One day on and I managed to pull myself together, give myself a talking to and get on with the rest of the recipe. I drained the chickpeas and added them to vegetable stock. Then I had to tie a sprig of rosemary in a muslin cloth and add it to the ingredients. Nigella advised using a baby muslin and a couple of friends were obliging but somehow I couldn't get passed the thought of baby boke (probably as she refers to them as 'posset-catching squares') and borrowed one from The Oracle instead. 4 cloves of garlic, 30 ml olive oil later and I boiled the chickpeas for two and a half hours until they stopped feeling like bullets. At this point you remove the garlic and rosemary, puree 200g fresh blanched tomatoes through a food processor and add it to the soup, putting it back on the heat for 10 minutes. I tasted it at this point and have to say I was pleasantly surprised.

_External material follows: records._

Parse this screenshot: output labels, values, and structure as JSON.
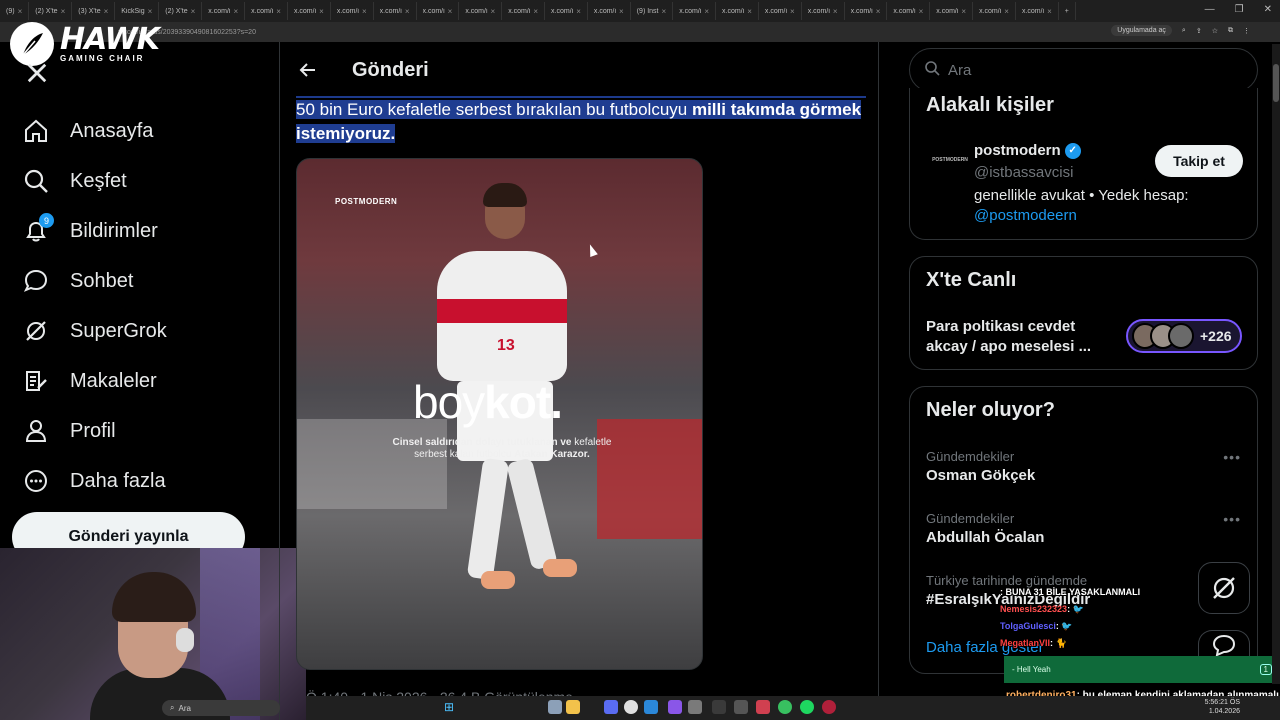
{
  "browser": {
    "tabs": [
      "(9)",
      "(2) X'te",
      "(3) X'te",
      "KickSig",
      "(2) X'te",
      "x.com/i",
      "x.com/i",
      "x.com/i",
      "x.com/i",
      "x.com/i",
      "x.com/i",
      "x.com/i",
      "x.com/i",
      "x.com/i",
      "x.com/i",
      "(9) Inst",
      "x.com/i",
      "x.com/i",
      "x.com/i",
      "x.com/i",
      "x.com/i",
      "x.com/i",
      "x.com/i",
      "x.com/i",
      "x.com/i"
    ],
    "url": "x.com/i/status/2039339049081602253?s=20",
    "app_mode_label": "Uygulamada aç"
  },
  "overlay_logo": {
    "title": "HAWK",
    "subtitle": "GAMING CHAIR"
  },
  "nav": {
    "items": [
      {
        "label": "Anasayfa",
        "icon": "home-icon"
      },
      {
        "label": "Keşfet",
        "icon": "search-icon"
      },
      {
        "label": "Bildirimler",
        "icon": "bell-icon"
      },
      {
        "label": "Sohbet",
        "icon": "chat-icon"
      },
      {
        "label": "SuperGrok",
        "icon": "grok-icon"
      },
      {
        "label": "Makaleler",
        "icon": "article-icon"
      },
      {
        "label": "Profil",
        "icon": "person-icon"
      },
      {
        "label": "Daha fazla",
        "icon": "more-circle-icon"
      }
    ],
    "notification_count": "9",
    "post_button": "Gönderi yayınla"
  },
  "main": {
    "title": "Gönderi",
    "tweet_normal": "50 bin Euro kefaletle serbest bırakılan bu futbolcuyu ",
    "tweet_bold": "milli takımda görmek istemiyoruz.",
    "image": {
      "brand": "POSTMODERN",
      "headline_light": "boy",
      "headline_bold": "kot.",
      "caption_bold_1": "Cinsel saldırıdan dolayı tutuklanan ve",
      "caption_light_1": " kefaletle serbest kalan futbolcu ",
      "caption_bold_2": "Atakan Karazor.",
      "jersey_number": "13"
    },
    "meta": "Ö 1:40 · 1 Nis 2026 · 26,4 B Görüntülenme"
  },
  "right": {
    "search_placeholder": "Ara",
    "relevant": {
      "title": "Alakalı kişiler",
      "avatar_text": "POSTMODERN",
      "name": "postmodern",
      "handle": "@istbassavcisi",
      "bio": "genellikle avukat • Yedek hesap: ",
      "bio_link": "@postmodeern",
      "follow": "Takip et"
    },
    "live": {
      "title": "X'te Canlı",
      "text": "Para poltikası cevdet akcay / apo meselesi ...",
      "count": "+226"
    },
    "trends": {
      "title": "Neler oluyor?",
      "items": [
        {
          "context": "Gündemdekiler",
          "name": "Osman Gökçek"
        },
        {
          "context": "Gündemdekiler",
          "name": "Abdullah Öcalan"
        },
        {
          "context": "Türkiye tarihinde gündemde",
          "name": "#EsraIşıkYalnızDeğildir"
        }
      ],
      "show_more": "Daha fazla göster"
    }
  },
  "chat": {
    "lines": [
      {
        "user": "",
        "text": ": BUNA 31 BİLE YASAKLANMALI"
      },
      {
        "user": "Nemesis232323",
        "text": ": 🐦"
      },
      {
        "user": "TolgaGulesci",
        "text": ": 🐦"
      },
      {
        "user": "MegatlanVII",
        "text": ": 🐈"
      }
    ],
    "hype": {
      "user": "",
      "text": "- Hell Yeah",
      "count": "1"
    },
    "robert_user": "robertdeniro31",
    "robert_text": ": bu eleman kendini aklamadan alınmamalı"
  },
  "taskbar": {
    "search": "Ara",
    "time": "5:56:21 ÖS",
    "date": "1.04.2026"
  },
  "colors": {
    "accent": "#1d9bf0",
    "highlight": "#1f3d91",
    "live_border": "#7856ff",
    "hype_green": "#0f6a3a"
  }
}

If cooking in advance (as the chapter title suggests) this is where you would stop. When ready you add the 140g macaroni (or other exotically named small tubes of pasta) and cook the whole lot until it is al dente. I served it up to myself and poured in a dash of chilli oil, a generous sprinkling of fresh Parmesan and an enthusiastic grind of the pepper mill. It doesn't look like anything special but when I put it in my mouth I was blown away. I couldn't have imagined a soup being worth taking this much effort over but it was warming and delicious and a great mix of textures, bursting with flavour, a lot more than your average bowlful of broth. Also, it was really filling thanks to the added carbs and one bowlful and I was totally satisfied.
Will I make it again? In truth probably not, it's not the sort of thing I can see myself bothering to take the time over because generally there's only me to feed and this isn't my idea of dinner party food; however if you are a big soup fan and/or have a hungry family to feed I would say you can't go wrong!
Kitchen wisdom gained:
- Soup with starch in will congeal, quickly, it will also start to smell. Neglect will lead you to a gelatinous mass where soup used to be and trying to dispose of it will be one of the vilest things you have ever endured.
- Soup with lumps beats smooth soup hands down.
- There is no way I am making all the soups in this book, life is too short and it's not how I eat!
Domestic Goddess points out of 10: 8, would be 9 but I lose a point for endless procrastination.
Final score: Nigella 2 - Kat 2 - a long slog of a match and with gelatinous splodge leftovers is anyone really a winner?